> BRIEF:
The data below has to be returned exactly, down to the last character.

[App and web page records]
----------------------------------------
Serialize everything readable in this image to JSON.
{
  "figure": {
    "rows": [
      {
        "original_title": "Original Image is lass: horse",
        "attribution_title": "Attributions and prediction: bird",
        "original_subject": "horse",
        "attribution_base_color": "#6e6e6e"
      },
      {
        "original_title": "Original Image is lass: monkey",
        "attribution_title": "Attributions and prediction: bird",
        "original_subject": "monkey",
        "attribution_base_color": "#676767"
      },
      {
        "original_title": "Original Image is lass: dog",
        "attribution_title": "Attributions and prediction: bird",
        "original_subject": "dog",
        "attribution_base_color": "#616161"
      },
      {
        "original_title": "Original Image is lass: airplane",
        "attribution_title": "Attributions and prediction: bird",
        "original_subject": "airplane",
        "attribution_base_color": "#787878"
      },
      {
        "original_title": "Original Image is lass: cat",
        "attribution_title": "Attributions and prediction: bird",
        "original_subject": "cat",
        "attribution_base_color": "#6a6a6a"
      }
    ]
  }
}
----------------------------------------
> EXERCISE RESULT:
Serialize everything readable in this image to JSON.
{
  "figure": {
    "rows": [
      {
        "original_title": "Original Image is lass: horse",
        "attribution_title": "Attributions and prediction: bird",
        "original_subject": "horse",
        "attribution_base_color": "#6e6e6e"
      },
      {
        "original_title": "Original Image is lass: monkey",
        "attribution_title": "Attributions and prediction: bird",
        "original_subject": "monkey",
        "attribution_base_color": "#676767"
      },
      {
        "original_title": "Original Image is lass: dog",
        "attribution_title": "Attributions and prediction: bird",
        "original_subject": "dog",
        "attribution_base_color": "#616161"
      },
      {
        "original_title": "Original Image is lass: airplane",
        "attribution_title": "Attributions and prediction: bird",
        "original_subject": "airplane",
        "attribution_base_color": "#787878"
      },
      {
        "original_title": "Original Image is lass: cat",
        "attribution_title": "Attributions and prediction: bird",
        "original_subject": "cat",
        "attribution_base_color": "#6a6a6a"
      }
    ]
  }
}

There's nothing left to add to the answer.